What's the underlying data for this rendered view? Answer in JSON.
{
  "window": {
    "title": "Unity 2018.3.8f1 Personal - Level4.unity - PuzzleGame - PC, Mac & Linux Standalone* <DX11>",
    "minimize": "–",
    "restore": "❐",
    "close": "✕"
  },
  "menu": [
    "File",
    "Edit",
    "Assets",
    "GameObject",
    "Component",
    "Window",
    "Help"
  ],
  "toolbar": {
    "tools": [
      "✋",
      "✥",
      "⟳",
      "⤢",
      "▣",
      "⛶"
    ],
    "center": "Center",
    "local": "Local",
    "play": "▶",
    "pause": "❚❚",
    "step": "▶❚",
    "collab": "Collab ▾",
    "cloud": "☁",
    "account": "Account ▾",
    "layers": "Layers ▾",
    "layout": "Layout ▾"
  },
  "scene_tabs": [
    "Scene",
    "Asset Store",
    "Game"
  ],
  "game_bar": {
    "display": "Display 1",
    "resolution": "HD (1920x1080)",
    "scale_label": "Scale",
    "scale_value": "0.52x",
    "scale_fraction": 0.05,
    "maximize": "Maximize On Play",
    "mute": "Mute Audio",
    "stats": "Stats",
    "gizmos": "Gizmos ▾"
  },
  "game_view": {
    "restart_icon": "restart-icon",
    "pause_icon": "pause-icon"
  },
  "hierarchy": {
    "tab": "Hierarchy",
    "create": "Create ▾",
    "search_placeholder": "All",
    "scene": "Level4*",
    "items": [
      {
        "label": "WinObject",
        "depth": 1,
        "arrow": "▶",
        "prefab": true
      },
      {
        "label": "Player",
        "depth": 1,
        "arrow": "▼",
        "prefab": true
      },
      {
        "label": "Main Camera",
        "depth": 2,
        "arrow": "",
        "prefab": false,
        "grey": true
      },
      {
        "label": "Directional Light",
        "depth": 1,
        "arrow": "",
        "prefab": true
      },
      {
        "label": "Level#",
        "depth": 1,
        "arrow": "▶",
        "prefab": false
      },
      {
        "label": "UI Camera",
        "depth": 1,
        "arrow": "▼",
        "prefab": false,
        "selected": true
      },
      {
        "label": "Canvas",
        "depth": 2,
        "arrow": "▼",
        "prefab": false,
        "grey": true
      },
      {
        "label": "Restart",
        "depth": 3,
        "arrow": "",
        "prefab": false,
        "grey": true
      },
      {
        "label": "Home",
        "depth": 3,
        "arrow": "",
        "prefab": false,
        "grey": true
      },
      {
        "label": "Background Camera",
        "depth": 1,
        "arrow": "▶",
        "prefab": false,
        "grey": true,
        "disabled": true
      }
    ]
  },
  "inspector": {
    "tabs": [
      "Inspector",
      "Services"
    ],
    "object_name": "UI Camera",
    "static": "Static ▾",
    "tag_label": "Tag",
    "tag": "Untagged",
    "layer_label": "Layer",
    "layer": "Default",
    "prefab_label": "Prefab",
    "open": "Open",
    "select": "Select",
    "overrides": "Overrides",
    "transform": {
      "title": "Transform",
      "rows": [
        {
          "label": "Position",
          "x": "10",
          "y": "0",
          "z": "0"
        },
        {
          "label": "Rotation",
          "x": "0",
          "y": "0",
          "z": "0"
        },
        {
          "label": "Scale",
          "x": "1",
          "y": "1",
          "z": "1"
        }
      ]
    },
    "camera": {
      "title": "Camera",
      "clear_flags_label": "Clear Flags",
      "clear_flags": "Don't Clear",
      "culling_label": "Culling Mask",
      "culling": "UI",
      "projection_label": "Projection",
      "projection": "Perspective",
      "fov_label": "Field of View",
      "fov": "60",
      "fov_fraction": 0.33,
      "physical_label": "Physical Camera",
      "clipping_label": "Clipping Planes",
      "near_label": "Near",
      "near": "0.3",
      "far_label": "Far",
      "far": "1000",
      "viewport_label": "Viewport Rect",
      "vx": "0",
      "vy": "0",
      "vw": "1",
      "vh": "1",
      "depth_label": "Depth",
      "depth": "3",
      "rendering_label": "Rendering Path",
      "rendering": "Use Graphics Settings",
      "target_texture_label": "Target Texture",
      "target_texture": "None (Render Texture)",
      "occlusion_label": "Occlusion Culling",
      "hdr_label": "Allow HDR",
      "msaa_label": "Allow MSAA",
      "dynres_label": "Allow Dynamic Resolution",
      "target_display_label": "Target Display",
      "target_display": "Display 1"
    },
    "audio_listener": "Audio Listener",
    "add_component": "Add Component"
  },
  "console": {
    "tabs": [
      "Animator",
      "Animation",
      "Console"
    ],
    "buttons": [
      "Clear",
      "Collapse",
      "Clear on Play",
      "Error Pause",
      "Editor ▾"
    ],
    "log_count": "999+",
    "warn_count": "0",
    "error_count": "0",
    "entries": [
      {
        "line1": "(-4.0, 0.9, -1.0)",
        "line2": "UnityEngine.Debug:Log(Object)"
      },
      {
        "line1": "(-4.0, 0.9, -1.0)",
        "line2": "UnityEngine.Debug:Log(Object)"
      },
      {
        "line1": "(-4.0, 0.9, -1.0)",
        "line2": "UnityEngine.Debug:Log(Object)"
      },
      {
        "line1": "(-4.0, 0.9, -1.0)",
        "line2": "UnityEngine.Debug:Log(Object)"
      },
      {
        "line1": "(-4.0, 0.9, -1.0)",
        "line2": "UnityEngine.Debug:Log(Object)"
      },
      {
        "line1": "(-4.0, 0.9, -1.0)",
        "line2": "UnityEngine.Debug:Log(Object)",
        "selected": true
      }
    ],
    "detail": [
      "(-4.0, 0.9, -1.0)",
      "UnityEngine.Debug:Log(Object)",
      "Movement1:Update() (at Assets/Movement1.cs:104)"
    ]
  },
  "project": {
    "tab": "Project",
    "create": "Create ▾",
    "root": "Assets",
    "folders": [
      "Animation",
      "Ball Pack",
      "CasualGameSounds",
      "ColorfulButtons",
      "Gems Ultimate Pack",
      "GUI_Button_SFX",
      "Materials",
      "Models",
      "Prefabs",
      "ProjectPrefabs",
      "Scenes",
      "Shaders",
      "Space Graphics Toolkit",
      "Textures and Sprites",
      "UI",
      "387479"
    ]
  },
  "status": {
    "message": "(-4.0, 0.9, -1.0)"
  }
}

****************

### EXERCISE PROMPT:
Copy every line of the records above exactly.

### TASK ANSWER:
What's the underlying data for this rendered view? Answer in JSON.
{
  "window": {
    "title": "Unity 2018.3.8f1 Personal - Level4.unity - PuzzleGame - PC, Mac & Linux Standalone* <DX11>",
    "minimize": "–",
    "restore": "❐",
    "close": "✕"
  },
  "menu": [
    "File",
    "Edit",
    "Assets",
    "GameObject",
    "Component",
    "Window",
    "Help"
  ],
  "toolbar": {
    "tools": [
      "✋",
      "✥",
      "⟳",
      "⤢",
      "▣",
      "⛶"
    ],
    "center": "Center",
    "local": "Local",
    "play": "▶",
    "pause": "❚❚",
    "step": "▶❚",
    "collab": "Collab ▾",
    "cloud": "☁",
    "account": "Account ▾",
    "layers": "Layers ▾",
    "layout": "Layout ▾"
  },
  "scene_tabs": [
    "Scene",
    "Asset Store",
    "Game"
  ],
  "game_bar": {
    "display": "Display 1",
    "resolution": "HD (1920x1080)",
    "scale_label": "Scale",
    "scale_value": "0.52x",
    "scale_fraction": 0.05,
    "maximize": "Maximize On Play",
    "mute": "Mute Audio",
    "stats": "Stats",
    "gizmos": "Gizmos ▾"
  },
  "game_view": {
    "restart_icon": "restart-icon",
    "pause_icon": "pause-icon"
  },
  "hierarchy": {
    "tab": "Hierarchy",
    "create": "Create ▾",
    "search_placeholder": "All",
    "scene": "Level4*",
    "items": [
      {
        "label": "WinObject",
        "depth": 1,
        "arrow": "▶",
        "prefab": true
      },
      {
        "label": "Player",
        "depth": 1,
        "arrow": "▼",
        "prefab": true
      },
      {
        "label": "Main Camera",
        "depth": 2,
        "arrow": "",
        "prefab": false,
        "grey": true
      },
      {
        "label": "Directional Light",
        "depth": 1,
        "arrow": "",
        "prefab": true
      },
      {
        "label": "Level#",
        "depth": 1,
        "arrow": "▶",
        "prefab": false
      },
      {
        "label": "UI Camera",
        "depth": 1,
        "arrow": "▼",
        "prefab": false,
        "selected": true
      },
      {
        "label": "Canvas",
        "depth": 2,
        "arrow": "▼",
        "prefab": false,
        "grey": true
      },
      {
        "label": "Restart",
        "depth": 3,
        "arrow": "",
        "prefab": false,
        "grey": true
      },
      {
        "label": "Home",
        "depth": 3,
        "arrow": "",
        "prefab": false,
        "grey": true
      },
      {
        "label": "Background Camera",
        "depth": 1,
        "arrow": "▶",
        "prefab": false,
        "grey": true,
        "disabled": true
      }
    ]
  },
  "inspector": {
    "tabs": [
      "Inspector",
      "Services"
    ],
    "object_name": "UI Camera",
    "static": "Static ▾",
    "tag_label": "Tag",
    "tag": "Untagged",
    "layer_label": "Layer",
    "layer": "Default",
    "prefab_label": "Prefab",
    "open": "Open",
    "select": "Select",
    "overrides": "Overrides",
    "transform": {
      "title": "Transform",
      "rows": [
        {
          "label": "Position",
          "x": "10",
          "y": "0",
          "z": "0"
        },
        {
          "label": "Rotation",
          "x": "0",
          "y": "0",
          "z": "0"
        },
        {
          "label": "Scale",
          "x": "1",
          "y": "1",
          "z": "1"
        }
      ]
    },
    "camera": {
      "title": "Camera",
      "clear_flags_label": "Clear Flags",
      "clear_flags": "Don't Clear",
      "culling_label": "Culling Mask",
      "culling": "UI",
      "projection_label": "Projection",
      "projection": "Perspective",
      "fov_label": "Field of View",
      "fov": "60",
      "fov_fraction": 0.33,
      "physical_label": "Physical Camera",
      "clipping_label": "Clipping Planes",
      "near_label": "Near",
      "near": "0.3",
      "far_label": "Far",
      "far": "1000",
      "viewport_label": "Viewport Rect",
      "vx": "0",
      "vy": "0",
      "vw": "1",
      "vh": "1",
      "depth_label": "Depth",
      "depth": "3",
      "rendering_label": "Rendering Path",
      "rendering": "Use Graphics Settings",
      "target_texture_label": "Target Texture",
      "target_texture": "None (Render Texture)",
      "occlusion_label": "Occlusion Culling",
      "hdr_label": "Allow HDR",
      "msaa_label": "Allow MSAA",
      "dynres_label": "Allow Dynamic Resolution",
      "target_display_label": "Target Display",
      "target_display": "Display 1"
    },
    "audio_listener": "Audio Listener",
    "add_component": "Add Component"
  },
  "console": {
    "tabs": [
      "Animator",
      "Animation",
      "Console"
    ],
    "buttons": [
      "Clear",
      "Collapse",
      "Clear on Play",
      "Error Pause",
      "Editor ▾"
    ],
    "log_count": "999+",
    "warn_count": "0",
    "error_count": "0",
    "entries": [
      {
        "line1": "(-4.0, 0.9, -1.0)",
        "line2": "UnityEngine.Debug:Log(Object)"
      },
      {
        "line1": "(-4.0, 0.9, -1.0)",
        "line2": "UnityEngine.Debug:Log(Object)"
      },
      {
        "line1": "(-4.0, 0.9, -1.0)",
        "line2": "UnityEngine.Debug:Log(Object)"
      },
      {
        "line1": "(-4.0, 0.9, -1.0)",
        "line2": "UnityEngine.Debug:Log(Object)"
      },
      {
        "line1": "(-4.0, 0.9, -1.0)",
        "line2": "UnityEngine.Debug:Log(Object)"
      },
      {
        "line1": "(-4.0, 0.9, -1.0)",
        "line2": "UnityEngine.Debug:Log(Object)",
        "selected": true
      }
    ],
    "detail": [
      "(-4.0, 0.9, -1.0)",
      "UnityEngine.Debug:Log(Object)",
      "Movement1:Update() (at Assets/Movement1.cs:104)"
    ]
  },
  "project": {
    "tab": "Project",
    "create": "Create ▾",
    "root": "Assets",
    "folders": [
      "Animation",
      "Ball Pack",
      "CasualGameSounds",
      "ColorfulButtons",
      "Gems Ultimate Pack",
      "GUI_Button_SFX",
      "Materials",
      "Models",
      "Prefabs",
      "ProjectPrefabs",
      "Scenes",
      "Shaders",
      "Space Graphics Toolkit",
      "Textures and Sprites",
      "UI",
      "387479"
    ]
  },
  "status": {
    "message": "(-4.0, 0.9, -1.0)"
  }
}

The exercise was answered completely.